David Trimboli (email@example.com)
Michael Everson wrote:
> On 23 Jun 2009, at 20:56, David Trimboli wrote:
>>> Of course he can! He could, for instance, implement a spelling reform
>>> and publish a third edition of his dictionary. Heck, I'd be happy to
>>> typeset it for him.
>> I would be the first in line to buy it, but I know it's just not up to
>> Marc Okrand to decide this; it's up to Paramount.
> An author can write whatever books he wants. Who owns the word
> "Qapla'"? Okrand? Paramount? I know that Paramount owns Klingons.
> Language is something else.
Certainly. And even though that battle has not yet been brought to
court, I believe that a language cannot be owned.
However, any such book could not be called THE KLINGON DICTIONARY, or
refer to Klingons, as Paramount owns the trademark. That makes any
non-licensed publication extremely unlikely.
>> And they're never going to do another one, not unless Klingons
>> become really, really popular again.
> Paramount didn't write the Klingon Dictionary. Okrand did.
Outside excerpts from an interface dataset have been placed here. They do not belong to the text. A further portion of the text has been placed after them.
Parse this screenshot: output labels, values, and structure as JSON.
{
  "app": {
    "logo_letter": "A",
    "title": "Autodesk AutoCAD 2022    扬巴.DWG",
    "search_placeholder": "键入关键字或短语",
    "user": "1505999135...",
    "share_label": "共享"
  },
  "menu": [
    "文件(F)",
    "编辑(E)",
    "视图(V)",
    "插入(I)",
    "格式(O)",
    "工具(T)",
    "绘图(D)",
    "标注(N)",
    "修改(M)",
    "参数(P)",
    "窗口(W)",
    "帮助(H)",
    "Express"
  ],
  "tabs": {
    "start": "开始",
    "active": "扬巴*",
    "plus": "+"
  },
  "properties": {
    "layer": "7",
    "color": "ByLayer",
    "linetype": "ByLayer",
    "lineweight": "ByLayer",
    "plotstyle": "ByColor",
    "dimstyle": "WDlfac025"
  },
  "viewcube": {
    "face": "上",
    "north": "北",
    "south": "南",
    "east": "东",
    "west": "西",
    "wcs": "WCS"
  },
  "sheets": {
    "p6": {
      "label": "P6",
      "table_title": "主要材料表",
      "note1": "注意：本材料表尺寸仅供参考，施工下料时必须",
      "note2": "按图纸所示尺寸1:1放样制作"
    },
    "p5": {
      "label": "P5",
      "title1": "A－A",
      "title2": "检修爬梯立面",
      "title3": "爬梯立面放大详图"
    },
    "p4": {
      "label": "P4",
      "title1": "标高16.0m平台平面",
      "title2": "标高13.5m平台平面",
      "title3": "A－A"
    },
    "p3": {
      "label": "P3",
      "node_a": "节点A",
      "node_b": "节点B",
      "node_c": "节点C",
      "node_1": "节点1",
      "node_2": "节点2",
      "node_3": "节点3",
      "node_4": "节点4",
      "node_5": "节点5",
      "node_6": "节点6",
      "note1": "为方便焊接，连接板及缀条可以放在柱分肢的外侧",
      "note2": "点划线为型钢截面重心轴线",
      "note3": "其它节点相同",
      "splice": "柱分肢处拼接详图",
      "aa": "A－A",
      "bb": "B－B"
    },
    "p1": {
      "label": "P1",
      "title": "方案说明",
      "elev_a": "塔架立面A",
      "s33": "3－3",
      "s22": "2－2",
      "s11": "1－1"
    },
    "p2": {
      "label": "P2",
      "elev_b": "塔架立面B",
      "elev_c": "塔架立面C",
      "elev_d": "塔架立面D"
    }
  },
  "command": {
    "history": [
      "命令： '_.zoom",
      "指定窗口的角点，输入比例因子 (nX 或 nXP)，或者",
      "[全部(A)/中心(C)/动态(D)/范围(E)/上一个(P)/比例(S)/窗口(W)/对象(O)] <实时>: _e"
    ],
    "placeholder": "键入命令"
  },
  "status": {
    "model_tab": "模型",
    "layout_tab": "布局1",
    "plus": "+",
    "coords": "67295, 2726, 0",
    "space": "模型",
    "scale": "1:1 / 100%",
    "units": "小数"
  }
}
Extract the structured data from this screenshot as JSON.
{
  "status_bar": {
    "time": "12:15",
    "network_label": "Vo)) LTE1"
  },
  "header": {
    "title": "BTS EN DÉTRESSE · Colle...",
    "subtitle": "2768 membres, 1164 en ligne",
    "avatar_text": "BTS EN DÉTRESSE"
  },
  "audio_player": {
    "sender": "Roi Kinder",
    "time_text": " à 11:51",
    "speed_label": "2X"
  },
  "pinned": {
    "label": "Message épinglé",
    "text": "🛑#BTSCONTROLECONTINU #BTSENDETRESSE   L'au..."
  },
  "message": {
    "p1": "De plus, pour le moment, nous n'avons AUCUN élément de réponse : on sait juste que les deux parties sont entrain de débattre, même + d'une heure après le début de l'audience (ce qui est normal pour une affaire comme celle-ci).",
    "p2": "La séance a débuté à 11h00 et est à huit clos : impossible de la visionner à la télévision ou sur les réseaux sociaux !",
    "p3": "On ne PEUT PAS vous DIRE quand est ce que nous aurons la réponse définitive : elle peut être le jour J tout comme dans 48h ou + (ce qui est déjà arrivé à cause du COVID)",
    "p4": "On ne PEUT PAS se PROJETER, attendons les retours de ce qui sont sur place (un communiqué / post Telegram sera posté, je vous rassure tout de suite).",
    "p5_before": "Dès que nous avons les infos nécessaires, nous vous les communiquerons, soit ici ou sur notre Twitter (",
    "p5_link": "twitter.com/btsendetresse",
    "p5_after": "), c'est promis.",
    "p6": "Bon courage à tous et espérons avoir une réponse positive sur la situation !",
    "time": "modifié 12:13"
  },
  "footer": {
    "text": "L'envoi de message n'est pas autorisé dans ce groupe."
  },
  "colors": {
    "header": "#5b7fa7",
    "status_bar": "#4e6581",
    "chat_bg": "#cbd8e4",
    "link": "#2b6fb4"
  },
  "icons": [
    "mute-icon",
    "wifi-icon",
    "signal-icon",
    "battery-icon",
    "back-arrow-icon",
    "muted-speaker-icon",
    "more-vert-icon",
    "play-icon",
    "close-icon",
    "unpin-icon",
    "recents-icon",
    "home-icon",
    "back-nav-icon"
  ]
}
Maybe they
> paid him to. Maybe he did it on his own and they get a cut. I don't
> know what the arrangements were. It was most likely Simon and Schuster
> ponied up to publish the actual book. Or?
Okrand was paid to do it. He had invented part of the language for STAR
TREK III, and I believe they asked him to make a whole book out of it. I
imagine Simon and Schuster were licensed by Paramount to publish the book.
>> (If another Abrams TREK features Klingons speaking true Okrandian
>> Klingon, maybe it would happen. Otherwise, no.)
> I can hardly imagine Paramount forbidding a publication if it didn't
> cost them anything and if the usual arrangements were made.
"The usual arrangements" would have to be "be licensed to do it," and
that's not so easy with Paramount. The publisher would have to see a
profit in it, and without some new film or TV inspiration, I don't see
how it could be considered profitable.
Remember, the second edition of TKD came out after the beginning of the
wildly successful STAR TREK: THE NEXT GENERATION. There was a good
reason to expect profits.
> So that's not a reason not to at least look at good vs. bad options
> for spelling reform.
I didn't say it was. I simply point out the various hurdles you'd have
to go over to get it done (and we haven't even mentioned the debate of
WHICH changes would be acceptable by whom).
tlhIngan Hol MUSH: http://trimboli.name/mush